Bayard Rustin, the queer advisor to Martin Luther King, Jr., is not remembered by most of us—though he was the chief organizer of the 1963 March on Washington for Jobs and Freedom, the site of King’s iconic “I Have a Dream” speech. It was he who advised King to launch a nonviolent movement to undo white supremacy. He was also opposed by some civil rights leaders who did not want the movement associated with a queer person. Rustin once said, “The moral man looks for injustice first of all in himself.” We must look within, because the same white supremacy that wants to undo us from the outside also works from within our communities to keep us oppressed.
I want to be clear here: my community organizing work is not all about me; it’s about my being there for my community. And my writing this, and the work I do in and with my community every day, only comes from wanting to stop systems of oppression more efficiently. I want to point out when we might be working with white supremacy rather than against it, so that we can be decisive and intentional in the struggle instead of submitting to popular assumptions. I also want to challenge those oppressive assumptions. One of these is the assumption that communities of color, especially black communities, are more homophobic.
If that narrative were true, it wouldn’t explain why black people (who were denied the right to marry or form families when they were enslaved) are more likely to defend gay marriage equality. It doesn’t explain why they seem to report being queer more. Black people and queer people’s liberation have historically been and continue to be intertwined. Huey P. Newton, cofounder of the Black Panther party, pointed this out in a speech in 1970 (just one year after queer people of color rioted in the Stonewall Rebellion to demand an end to state violence against queer bodies). He said “We must gain security in ourselves and therefore have respect and feelings for all oppressed people. We must not use the racist attitude that the white racists use against our people because they are Black and poor…. [M]aybe a homosexual could be the most revolutionary.”
In the end, what the restorative justice circle came around to was one of the first community agreements we had accepted: leave no one behind. If we work for and achieve liberation, it will have to come for all people, with all kinds of bodies, all kinds of experiences, all kinds of perspectives. If the liberation we are working for doesn’t liberate those with disabilities, those with neurological and functioning differences, those who grew up speaking a language or worshiping in a way other than our most familiar, who do not express their own gender or sexuality in ways we are comfortable with—then we need to look within and question whether it is really liberation we are after. Do we want a new system of power that puts us at the top even if it denies the same opportunity to others? Or do we really want liberation for all, including our least understood neighbors: a world where we, not our superficial differences and appearances, are used to determine our character?

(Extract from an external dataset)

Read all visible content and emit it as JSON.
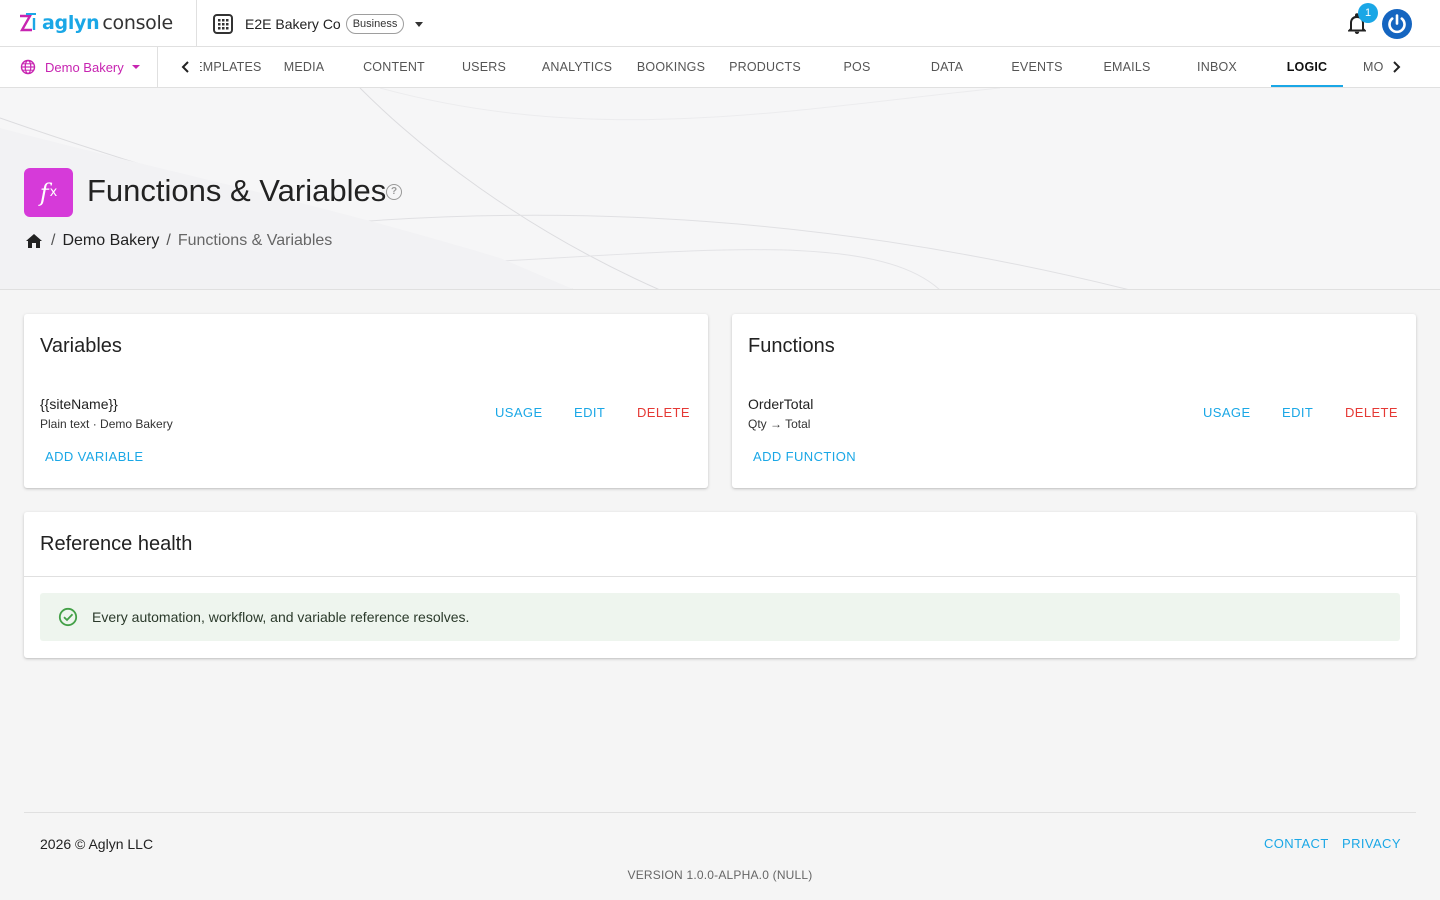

Fellow at Rainier Beach Action Coalition
This was a useful organizational structure when writing this piece: